American Ballad: A Photographic Chronicle of America’s Working Poor
Excerpted from “American Ballad”:
“I went to The Scissors driving by vast walnut groves and endless fields of safflower, tomatoes and rice, to report on a particular kind of poverty in the country right now, and I did so with an amazing, strange American artwork in mind. It was 75 years ago that the writer James Agee and the photographer Walker Evans published the most lyrical chronicle of the lives of poor Americans ever produced, Let Us Now Praise Famous Men, and to consider ever briefly some of the notions raised in that landmark book seemed a useful thing to do, and a necessary one in this age of widening income disparity.”
“California’s Central Valley covers some 200,000 square miles, an area larger than nine different states. The official poverty rate in the valley is stunning: one in five residents in many of its counties. In Fresno, the third-poorest U.S. city with a population over 250,000, one out of three residents lives before the poverty line, and of course far more than that qualify as “working poor.” You can see the desperation in the drawn faces of farmworkers walking along the roads, feel it when passing countless dusty settlements like The Scissors.”
I thought about the poverty that Agee saw in 1936, when Franklin D. Roosevelt’s New Deal gave many poor Americans a lift. In fact, the three Alabama families documented by Agee at first assumed that he and Evans were New Deal agents who had arrived to help. Government was seen by many as a savior. Fifty years later, when I followed in Agee’s footsteps, the mood in the country had changed, as epitomized by President Ronald Reagan’s statement that “government is not the solution to our problem; government is the problem.” The government certainly wasn’t involved in the lives of the 128 people we met connected to the Agee-Evans book. None was on welfare. They were on their own, working in tough jobs for low pay.
What I found in my travels this year is a stark contrast to the top-down approach of the 1930s and the go-it-alone 1980s. This time the energy is coming not from the federal government but from city governments, local philanthropies and a new generation of nonprofit organizations and for-profit businesses with social missions.
“Driving back roads in Pennsylvania and Ohio, through former steel industry strongholds, including Johnstown and a string of rusting cities in the Monongahela Valley, I saw the two Americas, rich and poor. Downtown Pittsburgh, ballyhooed as having “come back” since the mills shuttered, glistened. Even Youngstown, emblematic of steel’s decline, has trendy downtown lofts and the “Las Vegas-style” Liquid Blu Nightclub. But always nearby, often within blocks, I found ruin and desperation…”

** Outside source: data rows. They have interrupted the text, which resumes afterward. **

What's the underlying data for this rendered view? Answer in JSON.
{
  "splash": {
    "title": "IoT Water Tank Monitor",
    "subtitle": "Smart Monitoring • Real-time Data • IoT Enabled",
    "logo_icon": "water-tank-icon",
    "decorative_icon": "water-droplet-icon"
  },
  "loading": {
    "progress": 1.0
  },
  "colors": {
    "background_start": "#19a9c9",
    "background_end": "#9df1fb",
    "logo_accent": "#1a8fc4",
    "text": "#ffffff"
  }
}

Dale Maharidge is a professor at Columbia University’s school of journalism. He won the 1990 non-fiction Pulitzer Prize for And Their Children After Them. Most of his books are about the working class.
Matt Black is an American documentary photographer whose work has focused on contemporary rural life in California and Mexico.